● **Work to complete**
All the data below should be printed again without a single difference.

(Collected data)
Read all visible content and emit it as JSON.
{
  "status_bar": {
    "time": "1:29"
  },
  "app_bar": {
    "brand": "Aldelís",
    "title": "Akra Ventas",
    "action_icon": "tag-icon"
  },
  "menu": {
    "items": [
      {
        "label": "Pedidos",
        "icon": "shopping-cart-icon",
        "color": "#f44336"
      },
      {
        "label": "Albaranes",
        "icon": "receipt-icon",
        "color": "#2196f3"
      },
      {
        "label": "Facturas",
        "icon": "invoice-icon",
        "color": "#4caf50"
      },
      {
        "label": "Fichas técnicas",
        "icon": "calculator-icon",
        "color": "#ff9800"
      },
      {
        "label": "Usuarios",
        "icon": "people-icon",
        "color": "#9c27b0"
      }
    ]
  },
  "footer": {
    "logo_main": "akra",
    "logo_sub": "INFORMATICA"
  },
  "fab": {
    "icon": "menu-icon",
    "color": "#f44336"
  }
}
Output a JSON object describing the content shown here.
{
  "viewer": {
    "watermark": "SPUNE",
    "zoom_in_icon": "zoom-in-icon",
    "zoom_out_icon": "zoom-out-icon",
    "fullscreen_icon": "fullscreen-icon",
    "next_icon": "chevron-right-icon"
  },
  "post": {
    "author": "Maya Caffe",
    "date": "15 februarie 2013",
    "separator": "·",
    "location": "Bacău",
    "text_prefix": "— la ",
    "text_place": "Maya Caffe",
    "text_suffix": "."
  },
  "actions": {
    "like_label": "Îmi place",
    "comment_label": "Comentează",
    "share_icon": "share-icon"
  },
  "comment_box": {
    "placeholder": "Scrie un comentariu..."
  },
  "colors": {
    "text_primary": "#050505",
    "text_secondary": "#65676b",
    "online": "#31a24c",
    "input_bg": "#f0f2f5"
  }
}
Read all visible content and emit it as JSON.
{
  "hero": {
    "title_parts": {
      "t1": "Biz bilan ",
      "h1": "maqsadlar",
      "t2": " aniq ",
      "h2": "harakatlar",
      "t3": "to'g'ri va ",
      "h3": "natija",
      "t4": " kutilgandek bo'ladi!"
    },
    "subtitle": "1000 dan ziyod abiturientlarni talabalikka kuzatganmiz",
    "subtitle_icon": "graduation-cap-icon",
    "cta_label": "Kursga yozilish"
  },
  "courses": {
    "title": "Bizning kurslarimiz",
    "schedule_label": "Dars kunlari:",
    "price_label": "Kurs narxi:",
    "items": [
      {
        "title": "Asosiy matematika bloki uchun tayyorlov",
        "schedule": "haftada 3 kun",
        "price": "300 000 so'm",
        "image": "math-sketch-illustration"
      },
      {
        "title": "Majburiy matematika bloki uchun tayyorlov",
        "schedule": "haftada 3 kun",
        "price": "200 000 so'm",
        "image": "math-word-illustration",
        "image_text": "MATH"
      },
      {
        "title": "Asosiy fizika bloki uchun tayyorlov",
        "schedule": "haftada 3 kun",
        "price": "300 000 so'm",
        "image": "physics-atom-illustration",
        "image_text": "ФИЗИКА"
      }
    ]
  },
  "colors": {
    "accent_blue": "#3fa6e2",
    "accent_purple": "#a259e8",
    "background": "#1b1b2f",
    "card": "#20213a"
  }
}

● **Answer space**
Read all visible content and emit it as JSON.
{
  "status_bar": {
    "time": "1:29"
  },
  "app_bar": {
    "brand": "Aldelís",
    "title": "Akra Ventas",
    "action_icon": "tag-icon"
  },
  "menu": {
    "items": [
      {
        "label": "Pedidos",
        "icon": "shopping-cart-icon",
        "color": "#f44336"
      },
      {
        "label": "Albaranes",
        "icon": "receipt-icon",
        "color": "#2196f3"
      },
      {
        "label": "Facturas",
        "icon": "invoice-icon",
        "color": "#4caf50"
      },
      {
        "label": "Fichas técnicas",
        "icon": "calculator-icon",
        "color": "#ff9800"
      },
      {
        "label": "Usuarios",
        "icon": "people-icon",
        "color": "#9c27b0"
      }
    ]
  },
  "footer": {
    "logo_main": "akra",
    "logo_sub": "INFORMATICA"
  },
  "fab": {
    "icon": "menu-icon",
    "color": "#f44336"
  }
}
Output a JSON object describing the content shown here.
{
  "viewer": {
    "watermark": "SPUNE",
    "zoom_in_icon": "zoom-in-icon",
    "zoom_out_icon": "zoom-out-icon",
    "fullscreen_icon": "fullscreen-icon",
    "next_icon": "chevron-right-icon"
  },
  "post": {
    "author": "Maya Caffe",
    "date": "15 februarie 2013",
    "separator": "·",
    "location": "Bacău",
    "text_prefix": "— la ",
    "text_place": "Maya Caffe",
    "text_suffix": "."
  },
  "actions": {
    "like_label": "Îmi place",
    "comment_label": "Comentează",
    "share_icon": "share-icon"
  },
  "comment_box": {
    "placeholder": "Scrie un comentariu..."
  },
  "colors": {
    "text_primary": "#050505",
    "text_secondary": "#65676b",
    "online": "#31a24c",
    "input_bg": "#f0f2f5"
  }
}
Read all visible content and emit it as JSON.
{
  "hero": {
    "title_parts": {
      "t1": "Biz bilan ",
      "h1": "maqsadlar",
      "t2": " aniq ",
      "h2": "harakatlar",
      "t3": "to'g'ri va ",
      "h3": "natija",
      "t4": " kutilgandek bo'ladi!"
    },
    "subtitle": "1000 dan ziyod abiturientlarni talabalikka kuzatganmiz",
    "subtitle_icon": "graduation-cap-icon",
    "cta_label": "Kursga yozilish"
  },
  "courses": {
    "title": "Bizning kurslarimiz",
    "schedule_label": "Dars kunlari:",
    "price_label": "Kurs narxi:",
    "items": [
      {
        "title": "Asosiy matematika bloki uchun tayyorlov",
        "schedule": "haftada 3 kun",
        "price": "300 000 so'm",
        "image": "math-sketch-illustration"
      },
      {
        "title": "Majburiy matematika bloki uchun tayyorlov",
        "schedule": "haftada 3 kun",
        "price": "200 000 so'm",
        "image": "math-word-illustration",
        "image_text": "MATH"
      },
      {
        "title": "Asosiy fizika bloki uchun tayyorlov",
        "schedule": "haftada 3 kun",
        "price": "300 000 so'm",
        "image": "physics-atom-illustration",
        "image_text": "ФИЗИКА"
      }
    ]
  },
  "colors": {
    "accent_blue": "#3fa6e2",
    "accent_purple": "#a259e8",
    "background": "#1b1b2f",
    "card": "#20213a"
  }
}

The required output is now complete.